**YOUR GOAL:** Copy each line below that contains "设备名称".

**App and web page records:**
========================
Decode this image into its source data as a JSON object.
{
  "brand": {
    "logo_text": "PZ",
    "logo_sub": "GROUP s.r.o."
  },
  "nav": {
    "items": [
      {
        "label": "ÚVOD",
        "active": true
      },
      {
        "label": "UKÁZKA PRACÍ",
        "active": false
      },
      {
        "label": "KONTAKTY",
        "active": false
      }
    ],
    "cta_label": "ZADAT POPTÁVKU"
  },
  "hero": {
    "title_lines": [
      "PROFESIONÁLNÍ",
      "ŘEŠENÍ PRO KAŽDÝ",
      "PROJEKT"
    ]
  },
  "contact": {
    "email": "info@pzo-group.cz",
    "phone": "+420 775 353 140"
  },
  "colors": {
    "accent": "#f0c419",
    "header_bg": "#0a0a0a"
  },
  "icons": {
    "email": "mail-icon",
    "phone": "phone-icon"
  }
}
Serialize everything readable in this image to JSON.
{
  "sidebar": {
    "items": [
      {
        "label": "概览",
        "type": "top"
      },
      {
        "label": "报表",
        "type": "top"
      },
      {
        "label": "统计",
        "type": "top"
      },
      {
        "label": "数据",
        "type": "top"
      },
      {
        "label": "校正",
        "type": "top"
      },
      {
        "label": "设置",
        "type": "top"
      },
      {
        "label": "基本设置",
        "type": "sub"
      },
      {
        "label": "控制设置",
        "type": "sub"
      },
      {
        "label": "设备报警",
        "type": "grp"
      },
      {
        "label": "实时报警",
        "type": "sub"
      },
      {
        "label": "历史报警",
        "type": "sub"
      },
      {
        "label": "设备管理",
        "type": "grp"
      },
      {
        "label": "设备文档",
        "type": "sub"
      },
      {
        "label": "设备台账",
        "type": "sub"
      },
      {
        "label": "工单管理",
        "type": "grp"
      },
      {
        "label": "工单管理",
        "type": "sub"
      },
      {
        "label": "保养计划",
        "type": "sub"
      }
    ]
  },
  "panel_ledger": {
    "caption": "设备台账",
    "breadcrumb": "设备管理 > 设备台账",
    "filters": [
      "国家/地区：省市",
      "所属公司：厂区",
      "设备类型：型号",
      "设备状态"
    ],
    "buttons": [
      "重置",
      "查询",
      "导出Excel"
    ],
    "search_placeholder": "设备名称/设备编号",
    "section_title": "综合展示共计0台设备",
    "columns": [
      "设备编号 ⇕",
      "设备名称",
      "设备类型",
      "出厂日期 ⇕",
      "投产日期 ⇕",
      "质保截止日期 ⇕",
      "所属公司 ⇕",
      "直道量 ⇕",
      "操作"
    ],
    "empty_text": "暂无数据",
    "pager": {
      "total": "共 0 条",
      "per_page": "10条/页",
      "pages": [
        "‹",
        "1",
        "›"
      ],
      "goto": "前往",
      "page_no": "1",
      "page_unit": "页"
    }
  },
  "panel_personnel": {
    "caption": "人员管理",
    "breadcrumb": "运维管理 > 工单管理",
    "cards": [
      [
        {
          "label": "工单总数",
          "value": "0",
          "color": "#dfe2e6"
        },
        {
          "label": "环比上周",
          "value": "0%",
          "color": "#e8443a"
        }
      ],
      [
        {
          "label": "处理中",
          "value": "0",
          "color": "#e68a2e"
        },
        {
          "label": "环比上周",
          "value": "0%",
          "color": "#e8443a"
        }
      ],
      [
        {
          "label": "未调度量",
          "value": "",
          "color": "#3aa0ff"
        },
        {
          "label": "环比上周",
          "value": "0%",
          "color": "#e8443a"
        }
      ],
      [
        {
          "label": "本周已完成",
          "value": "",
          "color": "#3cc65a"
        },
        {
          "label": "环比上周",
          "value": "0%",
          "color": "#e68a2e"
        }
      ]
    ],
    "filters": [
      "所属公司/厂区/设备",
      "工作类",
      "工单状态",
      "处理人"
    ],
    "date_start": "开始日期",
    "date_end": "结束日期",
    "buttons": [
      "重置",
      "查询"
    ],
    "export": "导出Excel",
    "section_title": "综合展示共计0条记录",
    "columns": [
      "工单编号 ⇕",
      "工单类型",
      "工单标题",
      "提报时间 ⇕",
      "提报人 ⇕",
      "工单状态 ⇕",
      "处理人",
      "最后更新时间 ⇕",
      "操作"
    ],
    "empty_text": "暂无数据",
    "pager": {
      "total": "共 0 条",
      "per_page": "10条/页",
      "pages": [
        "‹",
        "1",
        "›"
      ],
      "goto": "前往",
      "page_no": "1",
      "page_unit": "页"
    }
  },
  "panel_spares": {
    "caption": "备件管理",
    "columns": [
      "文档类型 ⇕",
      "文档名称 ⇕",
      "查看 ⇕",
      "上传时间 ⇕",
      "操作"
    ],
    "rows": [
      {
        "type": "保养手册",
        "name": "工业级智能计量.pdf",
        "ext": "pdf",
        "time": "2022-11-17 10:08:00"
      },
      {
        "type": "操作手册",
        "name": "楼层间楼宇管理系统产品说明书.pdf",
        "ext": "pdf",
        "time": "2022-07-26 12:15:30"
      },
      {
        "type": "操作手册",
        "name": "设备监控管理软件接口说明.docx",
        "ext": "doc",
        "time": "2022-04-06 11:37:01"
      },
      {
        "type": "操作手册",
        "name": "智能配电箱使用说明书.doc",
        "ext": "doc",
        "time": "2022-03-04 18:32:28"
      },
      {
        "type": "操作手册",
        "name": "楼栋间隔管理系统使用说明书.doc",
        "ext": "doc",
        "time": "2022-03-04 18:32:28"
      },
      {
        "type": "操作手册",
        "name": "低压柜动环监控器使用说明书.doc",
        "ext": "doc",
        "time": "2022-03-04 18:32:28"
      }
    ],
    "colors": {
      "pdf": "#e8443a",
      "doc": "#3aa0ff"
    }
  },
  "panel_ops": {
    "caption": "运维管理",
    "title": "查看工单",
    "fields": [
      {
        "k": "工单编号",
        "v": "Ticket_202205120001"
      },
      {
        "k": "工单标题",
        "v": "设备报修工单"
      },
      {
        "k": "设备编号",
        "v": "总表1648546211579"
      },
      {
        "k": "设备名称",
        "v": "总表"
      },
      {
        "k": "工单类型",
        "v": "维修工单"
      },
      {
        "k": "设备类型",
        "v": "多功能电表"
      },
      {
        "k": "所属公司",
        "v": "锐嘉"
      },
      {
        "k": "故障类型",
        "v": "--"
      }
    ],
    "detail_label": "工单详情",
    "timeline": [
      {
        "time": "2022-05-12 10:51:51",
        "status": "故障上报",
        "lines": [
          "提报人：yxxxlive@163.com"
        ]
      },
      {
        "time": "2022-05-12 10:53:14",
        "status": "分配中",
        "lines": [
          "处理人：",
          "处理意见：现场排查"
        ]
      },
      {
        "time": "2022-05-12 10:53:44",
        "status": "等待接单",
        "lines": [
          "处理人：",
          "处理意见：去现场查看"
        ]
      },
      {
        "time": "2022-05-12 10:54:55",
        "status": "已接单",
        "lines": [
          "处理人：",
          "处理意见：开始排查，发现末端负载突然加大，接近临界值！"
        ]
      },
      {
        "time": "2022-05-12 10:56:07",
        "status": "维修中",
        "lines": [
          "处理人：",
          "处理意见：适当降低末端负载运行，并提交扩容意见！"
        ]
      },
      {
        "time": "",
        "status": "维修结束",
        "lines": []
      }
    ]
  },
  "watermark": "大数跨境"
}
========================
**YOUR RESPONSE:**
    "search_placeholder": "设备名称/设备编号",
      "设备名称",
        "k": "设备名称",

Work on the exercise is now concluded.